[SOURCE RECORDS Boundary: Start]

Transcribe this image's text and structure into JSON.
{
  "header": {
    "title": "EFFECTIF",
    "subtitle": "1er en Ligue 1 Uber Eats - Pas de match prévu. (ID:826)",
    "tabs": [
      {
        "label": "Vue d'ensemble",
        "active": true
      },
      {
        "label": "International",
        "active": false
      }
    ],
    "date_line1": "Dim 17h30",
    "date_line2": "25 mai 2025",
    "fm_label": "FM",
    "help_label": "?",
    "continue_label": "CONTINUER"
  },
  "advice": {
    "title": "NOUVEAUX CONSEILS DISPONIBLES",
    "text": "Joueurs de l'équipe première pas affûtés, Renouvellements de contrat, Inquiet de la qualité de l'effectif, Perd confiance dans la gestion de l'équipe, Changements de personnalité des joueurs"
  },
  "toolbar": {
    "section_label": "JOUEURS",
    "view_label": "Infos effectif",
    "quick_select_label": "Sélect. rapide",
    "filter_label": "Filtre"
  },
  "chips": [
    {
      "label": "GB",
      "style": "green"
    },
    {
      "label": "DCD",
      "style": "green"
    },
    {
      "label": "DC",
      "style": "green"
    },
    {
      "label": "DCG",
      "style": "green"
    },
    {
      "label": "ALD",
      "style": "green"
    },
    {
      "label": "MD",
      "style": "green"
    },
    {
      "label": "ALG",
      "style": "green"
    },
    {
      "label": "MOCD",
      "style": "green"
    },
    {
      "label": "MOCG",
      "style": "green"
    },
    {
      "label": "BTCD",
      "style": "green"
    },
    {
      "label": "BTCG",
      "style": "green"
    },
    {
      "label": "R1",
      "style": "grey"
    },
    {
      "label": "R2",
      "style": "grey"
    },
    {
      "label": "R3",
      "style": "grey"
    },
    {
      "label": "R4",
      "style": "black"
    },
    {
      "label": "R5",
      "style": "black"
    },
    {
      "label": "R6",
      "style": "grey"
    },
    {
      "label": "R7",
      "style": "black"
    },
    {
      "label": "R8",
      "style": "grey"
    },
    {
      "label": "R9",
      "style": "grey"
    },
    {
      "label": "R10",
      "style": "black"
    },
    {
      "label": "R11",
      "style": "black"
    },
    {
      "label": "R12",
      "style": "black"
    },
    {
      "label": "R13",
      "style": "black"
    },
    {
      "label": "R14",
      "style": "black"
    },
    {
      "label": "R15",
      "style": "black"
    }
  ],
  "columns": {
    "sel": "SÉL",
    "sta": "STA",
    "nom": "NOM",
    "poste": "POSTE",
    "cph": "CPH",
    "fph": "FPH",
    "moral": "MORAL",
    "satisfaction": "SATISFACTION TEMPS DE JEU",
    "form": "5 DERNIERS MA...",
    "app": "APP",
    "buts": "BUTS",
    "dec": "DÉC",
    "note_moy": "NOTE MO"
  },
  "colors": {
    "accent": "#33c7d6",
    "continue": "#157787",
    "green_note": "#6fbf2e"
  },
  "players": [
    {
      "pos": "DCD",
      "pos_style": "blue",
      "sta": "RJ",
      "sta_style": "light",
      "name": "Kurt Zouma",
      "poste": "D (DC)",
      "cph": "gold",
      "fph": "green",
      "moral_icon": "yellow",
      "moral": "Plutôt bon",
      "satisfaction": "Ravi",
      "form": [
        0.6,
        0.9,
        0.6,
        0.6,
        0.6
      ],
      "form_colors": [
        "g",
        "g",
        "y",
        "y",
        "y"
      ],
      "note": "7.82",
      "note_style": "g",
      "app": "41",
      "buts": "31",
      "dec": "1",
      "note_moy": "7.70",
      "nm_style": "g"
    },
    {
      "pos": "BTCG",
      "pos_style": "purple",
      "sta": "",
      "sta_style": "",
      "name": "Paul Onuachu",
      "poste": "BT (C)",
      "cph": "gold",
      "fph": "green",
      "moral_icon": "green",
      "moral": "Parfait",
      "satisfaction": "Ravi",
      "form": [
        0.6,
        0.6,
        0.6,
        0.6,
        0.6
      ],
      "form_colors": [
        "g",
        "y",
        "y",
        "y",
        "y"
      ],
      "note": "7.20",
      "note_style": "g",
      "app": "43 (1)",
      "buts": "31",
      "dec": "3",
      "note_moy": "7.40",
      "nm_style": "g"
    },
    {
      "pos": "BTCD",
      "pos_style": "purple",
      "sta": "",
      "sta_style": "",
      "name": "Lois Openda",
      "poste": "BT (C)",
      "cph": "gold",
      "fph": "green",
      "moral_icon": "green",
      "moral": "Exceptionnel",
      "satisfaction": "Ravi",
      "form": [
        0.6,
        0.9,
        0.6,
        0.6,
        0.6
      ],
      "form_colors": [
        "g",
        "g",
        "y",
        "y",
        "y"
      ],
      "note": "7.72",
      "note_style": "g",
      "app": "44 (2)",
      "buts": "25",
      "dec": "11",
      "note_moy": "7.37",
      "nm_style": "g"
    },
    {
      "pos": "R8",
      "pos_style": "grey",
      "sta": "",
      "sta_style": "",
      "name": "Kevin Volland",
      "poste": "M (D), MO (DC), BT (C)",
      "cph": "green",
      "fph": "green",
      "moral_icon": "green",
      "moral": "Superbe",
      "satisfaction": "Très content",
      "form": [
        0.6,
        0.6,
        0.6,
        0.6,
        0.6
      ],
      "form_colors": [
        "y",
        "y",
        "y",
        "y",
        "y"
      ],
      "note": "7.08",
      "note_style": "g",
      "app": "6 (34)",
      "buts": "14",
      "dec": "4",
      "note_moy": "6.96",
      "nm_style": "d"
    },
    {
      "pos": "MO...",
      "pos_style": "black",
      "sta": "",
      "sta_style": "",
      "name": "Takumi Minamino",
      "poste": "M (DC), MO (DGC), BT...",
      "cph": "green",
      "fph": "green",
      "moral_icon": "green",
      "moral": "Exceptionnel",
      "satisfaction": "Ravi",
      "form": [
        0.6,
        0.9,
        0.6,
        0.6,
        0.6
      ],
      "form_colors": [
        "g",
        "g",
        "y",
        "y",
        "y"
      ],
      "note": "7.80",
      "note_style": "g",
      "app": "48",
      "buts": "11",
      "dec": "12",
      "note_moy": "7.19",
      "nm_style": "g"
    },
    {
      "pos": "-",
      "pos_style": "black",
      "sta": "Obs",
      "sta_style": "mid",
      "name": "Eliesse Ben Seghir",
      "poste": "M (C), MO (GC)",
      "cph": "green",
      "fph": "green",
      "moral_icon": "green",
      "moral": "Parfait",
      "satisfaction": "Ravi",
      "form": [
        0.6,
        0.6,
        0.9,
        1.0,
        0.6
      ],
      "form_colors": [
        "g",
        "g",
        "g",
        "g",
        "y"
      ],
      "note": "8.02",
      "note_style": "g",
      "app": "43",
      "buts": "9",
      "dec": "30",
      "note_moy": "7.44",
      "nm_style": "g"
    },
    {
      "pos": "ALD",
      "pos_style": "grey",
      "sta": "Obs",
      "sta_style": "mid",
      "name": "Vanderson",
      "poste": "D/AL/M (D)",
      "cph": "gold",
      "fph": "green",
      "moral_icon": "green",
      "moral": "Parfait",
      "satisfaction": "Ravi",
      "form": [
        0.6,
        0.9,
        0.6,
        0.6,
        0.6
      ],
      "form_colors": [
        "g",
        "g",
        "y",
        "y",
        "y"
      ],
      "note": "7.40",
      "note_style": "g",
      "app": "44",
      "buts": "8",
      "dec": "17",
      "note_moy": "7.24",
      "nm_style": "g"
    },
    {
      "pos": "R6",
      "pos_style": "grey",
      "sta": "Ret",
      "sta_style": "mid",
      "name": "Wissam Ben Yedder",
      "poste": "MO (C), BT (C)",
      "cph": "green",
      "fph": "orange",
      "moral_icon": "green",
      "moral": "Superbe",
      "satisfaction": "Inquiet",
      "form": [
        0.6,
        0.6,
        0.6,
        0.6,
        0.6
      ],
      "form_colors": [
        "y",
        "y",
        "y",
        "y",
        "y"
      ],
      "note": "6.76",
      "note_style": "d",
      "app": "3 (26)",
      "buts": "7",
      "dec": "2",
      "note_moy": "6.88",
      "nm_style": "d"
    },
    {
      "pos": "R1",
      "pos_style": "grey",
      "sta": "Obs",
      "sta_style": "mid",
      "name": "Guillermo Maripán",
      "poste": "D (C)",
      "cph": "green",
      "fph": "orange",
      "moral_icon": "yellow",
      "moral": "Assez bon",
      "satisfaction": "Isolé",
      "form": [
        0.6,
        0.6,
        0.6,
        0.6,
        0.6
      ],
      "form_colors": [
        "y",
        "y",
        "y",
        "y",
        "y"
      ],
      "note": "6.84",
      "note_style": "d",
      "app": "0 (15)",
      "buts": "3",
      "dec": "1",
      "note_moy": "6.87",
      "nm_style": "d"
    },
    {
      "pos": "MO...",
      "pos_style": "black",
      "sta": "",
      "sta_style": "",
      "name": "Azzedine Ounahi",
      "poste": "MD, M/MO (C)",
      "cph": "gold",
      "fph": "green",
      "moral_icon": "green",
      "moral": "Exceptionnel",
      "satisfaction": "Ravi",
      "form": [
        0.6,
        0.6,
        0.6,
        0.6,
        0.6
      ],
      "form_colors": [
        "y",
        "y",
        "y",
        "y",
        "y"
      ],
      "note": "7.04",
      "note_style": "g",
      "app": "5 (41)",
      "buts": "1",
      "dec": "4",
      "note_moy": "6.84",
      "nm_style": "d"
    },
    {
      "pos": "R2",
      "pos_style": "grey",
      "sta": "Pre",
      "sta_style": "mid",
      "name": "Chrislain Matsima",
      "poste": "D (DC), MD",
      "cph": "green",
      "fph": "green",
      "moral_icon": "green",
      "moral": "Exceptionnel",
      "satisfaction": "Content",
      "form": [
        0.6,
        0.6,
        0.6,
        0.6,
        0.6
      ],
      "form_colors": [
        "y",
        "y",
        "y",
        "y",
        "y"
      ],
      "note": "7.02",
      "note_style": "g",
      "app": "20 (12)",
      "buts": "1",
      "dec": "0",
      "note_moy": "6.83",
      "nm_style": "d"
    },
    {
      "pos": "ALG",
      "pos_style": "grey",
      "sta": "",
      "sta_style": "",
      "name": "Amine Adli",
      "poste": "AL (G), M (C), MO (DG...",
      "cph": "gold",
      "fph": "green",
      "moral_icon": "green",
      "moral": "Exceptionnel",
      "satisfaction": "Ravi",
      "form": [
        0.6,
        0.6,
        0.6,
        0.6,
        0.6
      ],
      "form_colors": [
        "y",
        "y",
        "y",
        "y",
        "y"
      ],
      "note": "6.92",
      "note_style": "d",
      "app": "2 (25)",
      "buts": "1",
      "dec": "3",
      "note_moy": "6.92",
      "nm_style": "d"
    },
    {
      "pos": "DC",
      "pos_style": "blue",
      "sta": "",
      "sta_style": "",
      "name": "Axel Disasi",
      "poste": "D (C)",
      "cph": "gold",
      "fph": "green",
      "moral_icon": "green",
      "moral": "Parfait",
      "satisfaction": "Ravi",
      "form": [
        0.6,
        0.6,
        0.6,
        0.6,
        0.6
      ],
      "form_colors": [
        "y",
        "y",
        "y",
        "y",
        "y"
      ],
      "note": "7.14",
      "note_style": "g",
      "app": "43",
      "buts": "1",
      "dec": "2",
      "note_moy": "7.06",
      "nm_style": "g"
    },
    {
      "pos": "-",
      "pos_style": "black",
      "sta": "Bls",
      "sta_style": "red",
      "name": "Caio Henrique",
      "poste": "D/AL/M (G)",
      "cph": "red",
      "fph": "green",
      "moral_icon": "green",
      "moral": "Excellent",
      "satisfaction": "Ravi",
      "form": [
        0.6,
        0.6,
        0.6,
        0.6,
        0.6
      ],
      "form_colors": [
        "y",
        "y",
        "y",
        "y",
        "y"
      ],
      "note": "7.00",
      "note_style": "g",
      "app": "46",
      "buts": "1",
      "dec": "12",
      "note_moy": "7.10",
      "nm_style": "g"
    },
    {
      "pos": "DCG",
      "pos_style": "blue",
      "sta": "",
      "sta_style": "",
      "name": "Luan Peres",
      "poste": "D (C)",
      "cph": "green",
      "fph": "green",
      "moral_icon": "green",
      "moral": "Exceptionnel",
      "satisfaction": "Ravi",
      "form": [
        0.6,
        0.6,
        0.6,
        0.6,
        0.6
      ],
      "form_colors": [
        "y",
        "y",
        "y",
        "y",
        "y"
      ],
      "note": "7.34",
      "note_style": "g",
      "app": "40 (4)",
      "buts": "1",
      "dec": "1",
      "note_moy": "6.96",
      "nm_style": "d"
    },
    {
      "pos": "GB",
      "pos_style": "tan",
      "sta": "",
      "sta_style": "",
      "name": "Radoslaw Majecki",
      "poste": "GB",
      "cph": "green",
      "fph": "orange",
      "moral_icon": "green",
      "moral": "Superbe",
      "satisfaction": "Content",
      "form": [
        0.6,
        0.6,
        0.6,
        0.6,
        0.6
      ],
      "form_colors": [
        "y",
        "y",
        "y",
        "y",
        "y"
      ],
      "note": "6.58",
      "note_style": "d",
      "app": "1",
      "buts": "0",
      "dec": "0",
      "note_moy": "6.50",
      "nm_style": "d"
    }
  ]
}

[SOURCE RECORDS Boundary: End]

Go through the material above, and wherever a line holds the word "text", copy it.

EXERCISE OUTPUT:
Transcribe this image's text and structure into JSON.
    "text": "Joueurs de l'équipe première pas affûtés, Renouvellements de contrat, Inquiet de la qualité de l'effectif, Perd confiance dans la gestion de l'équipe, Changements de personnalité des joueurs"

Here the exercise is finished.